One of the things I appreciated the most about this game is how different it feels from other Valeria games. Today that’s not as much the case as this game seems to have opened the doors to new types of games in the Valaria series. Just last week we played a Valeria trick taking game in the form of Thrones of Valeria and a roll and write in the form of Dice Kingdoms of Valeria. You really can’t think of the series as just a bunch of card driven engine builders anymore.
The one thing that is still unique about this Valeria game is the flip of playing the baddies. So far this is the only Valeria game where you get to play the monsters instead of the defenders and I appreciate that.
I also still appreciate the dice mechanisms in this game.

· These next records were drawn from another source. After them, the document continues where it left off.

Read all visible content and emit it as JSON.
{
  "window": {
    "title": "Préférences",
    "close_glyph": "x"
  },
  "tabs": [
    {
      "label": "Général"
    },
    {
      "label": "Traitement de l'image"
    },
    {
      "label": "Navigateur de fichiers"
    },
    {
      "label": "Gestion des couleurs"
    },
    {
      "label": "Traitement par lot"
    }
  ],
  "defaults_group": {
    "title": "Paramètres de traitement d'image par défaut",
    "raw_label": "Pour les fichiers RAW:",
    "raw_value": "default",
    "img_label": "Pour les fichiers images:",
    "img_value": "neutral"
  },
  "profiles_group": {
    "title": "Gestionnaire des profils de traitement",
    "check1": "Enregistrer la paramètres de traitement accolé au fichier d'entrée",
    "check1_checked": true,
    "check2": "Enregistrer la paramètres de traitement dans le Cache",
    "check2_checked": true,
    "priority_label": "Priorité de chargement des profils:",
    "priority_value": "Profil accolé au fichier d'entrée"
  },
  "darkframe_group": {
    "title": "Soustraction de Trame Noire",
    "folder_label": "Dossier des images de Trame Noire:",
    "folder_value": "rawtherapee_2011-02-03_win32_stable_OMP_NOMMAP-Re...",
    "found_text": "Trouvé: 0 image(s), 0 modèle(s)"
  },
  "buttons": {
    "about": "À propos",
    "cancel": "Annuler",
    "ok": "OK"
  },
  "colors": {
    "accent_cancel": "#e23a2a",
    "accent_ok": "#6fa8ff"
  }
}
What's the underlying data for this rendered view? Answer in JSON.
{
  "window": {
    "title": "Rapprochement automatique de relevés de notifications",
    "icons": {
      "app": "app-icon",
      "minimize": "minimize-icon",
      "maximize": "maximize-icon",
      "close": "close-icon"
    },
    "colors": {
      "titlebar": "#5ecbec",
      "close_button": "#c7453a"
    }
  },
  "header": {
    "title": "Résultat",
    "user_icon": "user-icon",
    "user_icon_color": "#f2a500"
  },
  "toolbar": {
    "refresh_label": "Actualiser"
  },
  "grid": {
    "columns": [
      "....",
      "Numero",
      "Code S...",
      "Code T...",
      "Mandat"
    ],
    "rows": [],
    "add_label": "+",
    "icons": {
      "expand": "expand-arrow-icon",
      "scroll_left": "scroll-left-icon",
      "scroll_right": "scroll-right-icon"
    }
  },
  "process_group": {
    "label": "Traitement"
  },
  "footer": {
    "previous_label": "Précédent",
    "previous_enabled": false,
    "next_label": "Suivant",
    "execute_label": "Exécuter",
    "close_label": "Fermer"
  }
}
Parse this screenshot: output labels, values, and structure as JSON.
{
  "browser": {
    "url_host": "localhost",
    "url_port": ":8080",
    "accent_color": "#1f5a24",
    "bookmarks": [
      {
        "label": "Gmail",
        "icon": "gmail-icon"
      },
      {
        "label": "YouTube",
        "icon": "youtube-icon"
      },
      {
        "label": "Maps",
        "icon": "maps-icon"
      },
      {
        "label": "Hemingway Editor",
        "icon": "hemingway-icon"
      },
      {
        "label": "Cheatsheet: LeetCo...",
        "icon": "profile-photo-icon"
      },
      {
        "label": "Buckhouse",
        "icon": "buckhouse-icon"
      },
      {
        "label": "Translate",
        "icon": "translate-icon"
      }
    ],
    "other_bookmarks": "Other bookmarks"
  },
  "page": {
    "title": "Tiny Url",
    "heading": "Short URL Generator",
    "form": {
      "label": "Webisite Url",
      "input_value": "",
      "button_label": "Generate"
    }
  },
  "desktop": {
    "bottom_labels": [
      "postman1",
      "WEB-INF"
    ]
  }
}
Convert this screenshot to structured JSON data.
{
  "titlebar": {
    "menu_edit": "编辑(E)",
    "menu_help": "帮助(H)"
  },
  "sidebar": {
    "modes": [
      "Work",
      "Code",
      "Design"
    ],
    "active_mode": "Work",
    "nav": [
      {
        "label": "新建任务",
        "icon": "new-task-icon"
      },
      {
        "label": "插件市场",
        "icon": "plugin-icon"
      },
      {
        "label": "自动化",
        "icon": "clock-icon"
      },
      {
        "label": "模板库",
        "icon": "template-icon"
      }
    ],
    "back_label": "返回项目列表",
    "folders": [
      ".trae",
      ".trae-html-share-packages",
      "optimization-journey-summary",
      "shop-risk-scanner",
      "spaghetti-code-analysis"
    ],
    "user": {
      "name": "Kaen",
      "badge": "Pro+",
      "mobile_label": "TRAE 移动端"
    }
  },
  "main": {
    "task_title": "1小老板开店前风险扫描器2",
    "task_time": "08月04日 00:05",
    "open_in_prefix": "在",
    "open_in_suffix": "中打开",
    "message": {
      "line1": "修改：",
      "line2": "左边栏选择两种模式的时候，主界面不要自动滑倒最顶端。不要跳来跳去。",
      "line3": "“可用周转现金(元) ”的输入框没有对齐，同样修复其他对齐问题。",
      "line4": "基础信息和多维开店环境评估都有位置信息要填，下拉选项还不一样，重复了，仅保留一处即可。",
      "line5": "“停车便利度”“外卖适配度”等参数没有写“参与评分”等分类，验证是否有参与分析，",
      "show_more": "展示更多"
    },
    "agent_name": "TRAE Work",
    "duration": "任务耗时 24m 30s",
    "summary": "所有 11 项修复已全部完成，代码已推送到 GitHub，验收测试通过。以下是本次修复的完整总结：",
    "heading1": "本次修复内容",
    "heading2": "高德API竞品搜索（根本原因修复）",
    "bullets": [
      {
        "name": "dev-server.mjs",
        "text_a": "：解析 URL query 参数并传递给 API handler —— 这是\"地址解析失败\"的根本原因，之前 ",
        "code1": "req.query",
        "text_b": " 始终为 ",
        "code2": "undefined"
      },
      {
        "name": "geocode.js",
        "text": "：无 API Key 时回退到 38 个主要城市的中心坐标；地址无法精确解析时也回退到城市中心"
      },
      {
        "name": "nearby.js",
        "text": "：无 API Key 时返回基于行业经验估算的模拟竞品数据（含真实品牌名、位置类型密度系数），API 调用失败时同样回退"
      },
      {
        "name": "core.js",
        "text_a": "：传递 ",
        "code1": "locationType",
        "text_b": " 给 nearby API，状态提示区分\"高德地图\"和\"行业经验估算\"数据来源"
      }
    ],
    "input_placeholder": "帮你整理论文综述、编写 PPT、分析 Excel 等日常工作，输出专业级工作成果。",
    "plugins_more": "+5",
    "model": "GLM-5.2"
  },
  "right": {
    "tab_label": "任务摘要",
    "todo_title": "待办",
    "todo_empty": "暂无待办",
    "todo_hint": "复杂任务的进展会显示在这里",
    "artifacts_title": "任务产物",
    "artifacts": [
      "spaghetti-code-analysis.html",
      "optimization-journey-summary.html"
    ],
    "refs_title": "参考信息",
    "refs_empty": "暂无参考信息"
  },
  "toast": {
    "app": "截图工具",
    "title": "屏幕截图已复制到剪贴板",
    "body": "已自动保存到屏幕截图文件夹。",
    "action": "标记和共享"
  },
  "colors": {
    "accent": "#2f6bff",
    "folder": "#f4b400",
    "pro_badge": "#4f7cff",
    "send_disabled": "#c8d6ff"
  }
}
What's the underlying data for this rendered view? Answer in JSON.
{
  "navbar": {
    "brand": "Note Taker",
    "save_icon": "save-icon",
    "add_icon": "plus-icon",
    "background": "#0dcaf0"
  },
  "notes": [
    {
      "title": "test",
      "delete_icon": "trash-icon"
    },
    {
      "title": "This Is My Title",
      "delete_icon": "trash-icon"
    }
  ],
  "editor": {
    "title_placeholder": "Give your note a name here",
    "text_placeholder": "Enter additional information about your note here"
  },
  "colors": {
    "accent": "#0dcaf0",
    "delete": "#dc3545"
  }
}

I love the way that high numbered dice are very useful, if not required, for scoring well during battles but that they give you little to no reward when taking board actions. This leads to some really interesting decision points and you will often find yourself drafting lower numbered dice because you need the gold or really want a high cost champion.
This gets offset later in the game as you unlock more ways to modify the values of the dice. Drafting a die with a one on it isn’t as bad when you’ve got a gem ready to flip it over to the six side for when your troops are ready to march.
My biggest disappointment with this game sadly didn’t change with the production copy. Despite the fact that there are five different factions in the game, it’s not really asymmetric. The only difference between these factions is that each has a power (that has to be unlocked) that lets you use a different die colour as wild. I was really hoping that the final version of the game would feature some kind of bonus that was different for each faction.
The other issue we’ve found with this game after many plays is that it starts to feel the same, and I think that lack of asymmetry may be part of the problem. It doesn’t really matter which faction you play. Early in the game, everyone is going to be grabbing those high numbered dice, players are going to fill their campaign board based on what award is up, and similarly, they will draft battle plans based on that award, the campaign marker for influence will be one of the first to be placed, etc.
Note this only became a problem after quite a few plays and wasn’t even something we noticed in our first five games. This is also something that’s going to vary by person. Deanna was the first to note it and it took a few games after that for me to able to acknowledge it as a potential problem.
Overall Shadow Kingdoms of Valeria is a very solid and enjoyable part of the Valeria Series. It was the first game of the series to do something totally different and I really do think that opened up the door for more game types with the Valeria name on them. This is a very tight dice drafting, engine building, worker placement game, though I really do wish it had just a bit more asymmetry.
If you dig engine building games you really can’t go wrong with this one, especially if your group plays a mix of games and Shadow Kingdoms would just be another option, and not the sole game you play every week.
If you’ve enjoyed other Valeria games you will want to check this one out, just don’t expect another card driven, resource management tableau builder. This is a very different style of Valeria game.
If you are looking for your next lifestyle game, something you get together and play every weekend, you may want to avoid this one (at least without the expansion). Gameplay in Shadow Kingdoms of Valeria can start to feel repetitive though it does take a significant number of plays to get there.
Personally, I’m so glad we chose to preview this game two years ago and I’m glad to see it’s finally back in print and available for more gamers to discover. I look forward to checking out the existing expansion as well as the new expansion slated for later this year.
Over the years I’ve become a big fan of Daily Magic Games. I can’t think of a game from them that I haven’t enjoyed and they do a lot more than Valeria games as well. You can read about another of my favourite games from Daily Magic Games in my Horizon Review.
Have you played any of Daily Magic Games’ games? What’s your favourite? Tell us all about it in the comments below!